| Records supplied |
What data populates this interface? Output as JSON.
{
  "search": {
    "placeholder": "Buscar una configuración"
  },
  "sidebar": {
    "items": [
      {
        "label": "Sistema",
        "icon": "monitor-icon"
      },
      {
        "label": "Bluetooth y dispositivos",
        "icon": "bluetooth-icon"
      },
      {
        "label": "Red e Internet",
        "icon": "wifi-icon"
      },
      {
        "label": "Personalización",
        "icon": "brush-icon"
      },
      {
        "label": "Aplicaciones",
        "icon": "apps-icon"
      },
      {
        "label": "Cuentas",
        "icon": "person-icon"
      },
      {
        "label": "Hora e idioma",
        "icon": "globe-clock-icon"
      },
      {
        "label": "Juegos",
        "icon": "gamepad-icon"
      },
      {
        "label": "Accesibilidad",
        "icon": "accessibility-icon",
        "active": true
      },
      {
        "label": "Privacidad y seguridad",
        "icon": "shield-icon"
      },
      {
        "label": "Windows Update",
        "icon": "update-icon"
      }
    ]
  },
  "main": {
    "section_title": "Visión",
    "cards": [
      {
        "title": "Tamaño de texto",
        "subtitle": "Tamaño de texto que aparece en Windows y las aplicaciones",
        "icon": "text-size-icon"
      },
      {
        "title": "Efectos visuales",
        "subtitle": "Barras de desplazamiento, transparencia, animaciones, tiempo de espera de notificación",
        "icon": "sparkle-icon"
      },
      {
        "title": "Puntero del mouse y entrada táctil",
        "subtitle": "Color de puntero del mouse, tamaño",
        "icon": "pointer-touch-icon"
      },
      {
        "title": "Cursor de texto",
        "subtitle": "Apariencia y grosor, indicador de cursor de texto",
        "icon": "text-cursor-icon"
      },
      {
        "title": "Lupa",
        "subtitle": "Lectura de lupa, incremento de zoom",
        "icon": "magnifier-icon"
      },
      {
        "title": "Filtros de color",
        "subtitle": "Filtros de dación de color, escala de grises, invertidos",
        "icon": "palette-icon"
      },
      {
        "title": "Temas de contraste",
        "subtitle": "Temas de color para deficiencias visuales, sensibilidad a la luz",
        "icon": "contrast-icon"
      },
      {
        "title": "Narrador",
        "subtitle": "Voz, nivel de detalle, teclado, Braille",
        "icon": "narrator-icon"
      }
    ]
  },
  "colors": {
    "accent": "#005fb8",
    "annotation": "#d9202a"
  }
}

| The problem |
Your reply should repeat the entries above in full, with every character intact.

| Result for this task |
What data populates this interface? Output as JSON.
{
  "search": {
    "placeholder": "Buscar una configuración"
  },
  "sidebar": {
    "items": [
      {
        "label": "Sistema",
        "icon": "monitor-icon"
      },
      {
        "label": "Bluetooth y dispositivos",
        "icon": "bluetooth-icon"
      },
      {
        "label": "Red e Internet",
        "icon": "wifi-icon"
      },
      {
        "label": "Personalización",
        "icon": "brush-icon"
      },
      {
        "label": "Aplicaciones",
        "icon": "apps-icon"
      },
      {
        "label": "Cuentas",
        "icon": "person-icon"
      },
      {
        "label": "Hora e idioma",
        "icon": "globe-clock-icon"
      },
      {
        "label": "Juegos",
        "icon": "gamepad-icon"
      },
      {
        "label": "Accesibilidad",
        "icon": "accessibility-icon",
        "active": true
      },
      {
        "label": "Privacidad y seguridad",
        "icon": "shield-icon"
      },
      {
        "label": "Windows Update",
        "icon": "update-icon"
      }
    ]
  },
  "main": {
    "section_title": "Visión",
    "cards": [
      {
        "title": "Tamaño de texto",
        "subtitle": "Tamaño de texto que aparece en Windows y las aplicaciones",
        "icon": "text-size-icon"
      },
      {
        "title": "Efectos visuales",
        "subtitle": "Barras de desplazamiento, transparencia, animaciones, tiempo de espera de notificación",
        "icon": "sparkle-icon"
      },
      {
        "title": "Puntero del mouse y entrada táctil",
        "subtitle": "Color de puntero del mouse, tamaño",
        "icon": "pointer-touch-icon"
      },
      {
        "title": "Cursor de texto",
        "subtitle": "Apariencia y grosor, indicador de cursor de texto",
        "icon": "text-cursor-icon"
      },
      {
        "title": "Lupa",
        "subtitle": "Lectura de lupa, incremento de zoom",
        "icon": "magnifier-icon"
      },
      {
        "title": "Filtros de color",
        "subtitle": "Filtros de dación de color, escala de grises, invertidos",
        "icon": "palette-icon"
      },
      {
        "title": "Temas de contraste",
        "subtitle": "Temas de color para deficiencias visuales, sensibilidad a la luz",
        "icon": "contrast-icon"
      },
      {
        "title": "Narrador",
        "subtitle": "Voz, nivel de detalle, teclado, Braille",
        "icon": "narrator-icon"
      }
    ]
  },
  "colors": {
    "accent": "#005fb8",
    "annotation": "#d9202a"
  }
}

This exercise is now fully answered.